Building transit infrastructure is not the only way the P3 projects are introducing creeping privatization into our public transit systems. Presto, is the P3 fare collection system that riders in 11 transit systems throughout Ontario interact with. Initially, the TTC attempted to adopt an open-source fare system that was more cost effective. In response, the Province threatened to withdraw gas tax revenues, and funding for new streetcars and the Eglinton Crosstown LRT if the TTC didn’t implement the privately owned Presto system.
A 2019 Toronto Auditor General’s report concluded that the TTC’s estimates of lost revenues due to faulty Presto devices, which amounted to $3.4 million in losses in 2018, were not overstated and “may even be understated.” Despite the relationship with Accenture, the private company that oversees Presto, being flagged as problematic by multiple government watchdogs and the transit agency board, the company’s original 10-year, $232 million contract that began in 2006 was extended again in December 2021. The extension was not because the service that Accenture provides is exceptional or even adequate, but because Metrolinx acknowledged that at this juncture, removing Presto would be too risky. Since its inception, the contract has ballooned in value to more than $1.7 billion, and has now been extended to 2025.

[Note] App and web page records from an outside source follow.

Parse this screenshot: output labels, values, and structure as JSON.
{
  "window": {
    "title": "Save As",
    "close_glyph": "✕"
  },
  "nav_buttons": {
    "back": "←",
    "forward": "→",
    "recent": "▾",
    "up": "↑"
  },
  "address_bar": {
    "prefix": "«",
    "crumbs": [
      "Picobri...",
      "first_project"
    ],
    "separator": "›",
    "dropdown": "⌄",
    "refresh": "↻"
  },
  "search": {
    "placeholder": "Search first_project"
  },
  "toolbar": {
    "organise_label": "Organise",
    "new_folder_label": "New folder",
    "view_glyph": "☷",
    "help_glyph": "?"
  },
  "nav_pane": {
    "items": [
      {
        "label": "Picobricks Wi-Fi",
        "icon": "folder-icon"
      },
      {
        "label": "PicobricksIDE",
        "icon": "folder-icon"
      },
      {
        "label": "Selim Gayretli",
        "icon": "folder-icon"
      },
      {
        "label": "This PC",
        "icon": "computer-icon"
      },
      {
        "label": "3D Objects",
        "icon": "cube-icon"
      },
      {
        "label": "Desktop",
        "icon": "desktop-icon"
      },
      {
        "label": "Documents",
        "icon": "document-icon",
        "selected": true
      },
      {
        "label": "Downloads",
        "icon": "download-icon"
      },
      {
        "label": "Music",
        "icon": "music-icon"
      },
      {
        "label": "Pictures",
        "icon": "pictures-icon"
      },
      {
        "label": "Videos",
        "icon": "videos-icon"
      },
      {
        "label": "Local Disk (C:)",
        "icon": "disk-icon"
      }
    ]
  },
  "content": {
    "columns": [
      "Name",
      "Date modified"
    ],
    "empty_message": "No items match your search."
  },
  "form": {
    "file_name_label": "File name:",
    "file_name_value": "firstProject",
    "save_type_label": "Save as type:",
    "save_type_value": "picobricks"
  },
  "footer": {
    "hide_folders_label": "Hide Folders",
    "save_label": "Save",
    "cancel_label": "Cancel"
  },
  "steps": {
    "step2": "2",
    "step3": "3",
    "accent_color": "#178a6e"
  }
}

But there’s hope on the horizon. As the cracks in P3s continually reveal themselves, communities and municipalities across the country are waking up to the risks associated with this model and pushing back. Recently, the Amalgamated Transit Union (ATU) Local 569 in Edmonton organized to lobby the City of Edmonton to reverse their July 2021 decision to privatize 100 transit cleaner jobs. The local collected more than 1,500 member signatures (approximately 70% of the bargaining unit) and ran a social media campaign to raise awareness about the planned privatization and build support for the call for cancellation. This is an important win for transit workers in Edmonton, where service for 37 neighbourhoods has been contracted out to a privatized bus service, Pacific Western.
Ahead of Hamilton committing to its LRT plan, in 2017 then-city councillor Matthew Green advocated for Hamilton Street Railway operating and maintaining the system. Green’s proposal was met with a groundswell of support that included a “Keep Transit Public,” rallies, and a petition that collected over 5,000 signatures in support of an HSR-run LRT. This past September, the City opted to sign a deal with Metrolinx, which will result in an AFP project.
Transit systems will play a vital role in Canada’s fight against climate change. While ground has been ceded to private interests through P3 projects, we can work to ensure that green infrastructure built over the coming years is not co-opted by private interests in the name of profit. These are our systems, for the good of the public. It’s time to demand the transit systems that we deserve, that invest in our community by providing safe, reliable service, good jobs and sustainable transportation options.